Imagine that you’re at a birthday party, all of your family and friends are there, there’s a cake, there are presents and you even get to blow out the candles and make a wish. Are you there with me? Now, imagine that the party, the cake, the candles, none of it is actually for you.
That’s the reality for Puleng Khumalo (Ama Qamata), a 16-year-old girl living in South Africa with her parents and brother. Puleng’s older sister, Phumele—Phume for short—was kidnapped at birth and her parents have been unable to move on, despite having two more children (Puleng and her younger brother Siya). When we join their story, Puleng has finally reached a breaking point. She’s tired of feeling unloved by her parents in their obsessive need to celebrate Phume, and she sets off to live her own life, sneaking out to meet her friend Zama for a party.
Ironically, the party they attend is another birthday celebration. Fikile Behle (Khosi Ngema) has turned 17 and her life is charmed. Fikile—or Fiks—has wealthy parents, she’s up for Head Girl at school, a swimming champion with Olympic dreams and beautiful to boot.
When Puleng runs into the party’s photographer, Wade Daniels (Dillon Windvogel-Bhai’s Cafe, Arendsvlei, danZ!), a casual comment about similar facial features sparks a bit of curiosity in Puleng. The curiosity only increases the next day and Puleng is so distracted that she winds up costing her school’s cricket team the game, a fact which starts a fight in the locker room and this is where the story truly begins.
After Puleng’s disciplinary hearing wraps up with her father’s arrest for human trafficking (connected to the kidnapping of her sister), Puleng uses the unfolding drama as an opportunity to leave behind her old school and make her way over to Parkland High School, the school Wade and Fiks attend, in order to confirm her growing suspicions about Fikile being her missing sister.
It doesn’t take much for Puleng to ingratiate herself into Fik’s social group and as she does so a thread of secrets, each more damaging than the last, begins to unravel itself. There’s a student/teacher affair, a love triangle (that’s pretty one sided), a named pansexual character, openly in a relationship with both a male and female character, doctored videos and more. Finally, just when the drama in Puleng’’s life is finally starting to cool down, everything comes to a boiling point when Fiks (whose life has imploded since our first introduction) discovers the journal of evidence that Puleng has been keeping, suggesting that they’re sisters.
Overall, I thoroughly enjoyed Blood & Water. It’s your typical coming-of-age teen drama, but it’s set in South Africa and the majority of the characters are Black people, not just Black, but darker Black people at that. Moreover, the show embraces the richness of the culture it presents.
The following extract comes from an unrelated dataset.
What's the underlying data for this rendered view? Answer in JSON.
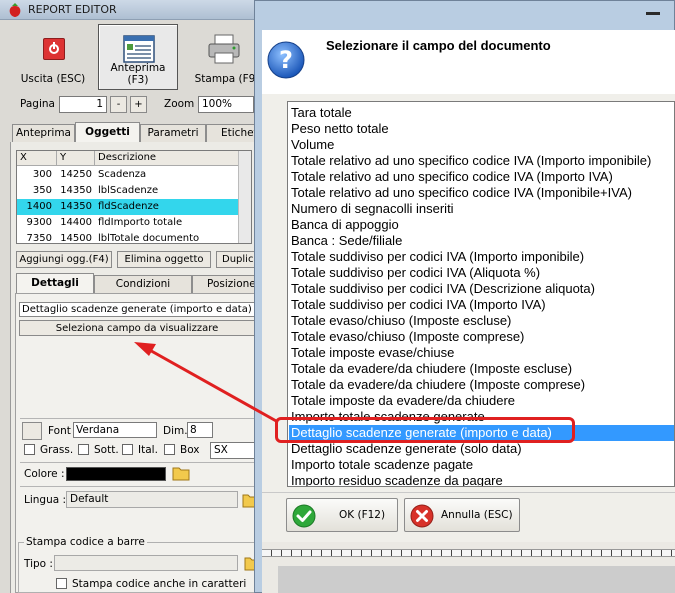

It was very exciting for me to watch a scene where Wendy Dlamini (portrayed by Natasha Thahane-keep an eye on her, she’s a troublemaker that one) pushes back against the idea that they learn about the Holocaust and instead suggests they learn about King Leopold and the Dutch colonialism that played such a big part in shaping South Africa’s past and present. There are moments where the characters flow seamlessly between languages (English, Sotho, isiZulu and Xhosa are all spoken at some point).
In just six episodes, the Nosipho Dumisa-directed project manages to hit just the right blend of comedy, drama, and real life concerns that make teen dramas so invigorating to watch. It’s not a perfect show, to be sure. Sometimes the acting leaves a tad bit to be desired. I don’t really love their definition of pansexual (“Someone who thinks with their heart and not their dick”), and there are moments where the action can be a bit jumpy.
Nevertheless, it’s so refreshing to see Black teenagers allowed to live messy, rich, gossipy, dramatic lives in much the same way that the teens of Pretty Little Liars, Gossip Girl and more were able to.
Netflix’s Blood & Water streaming now, so be sure to check it out!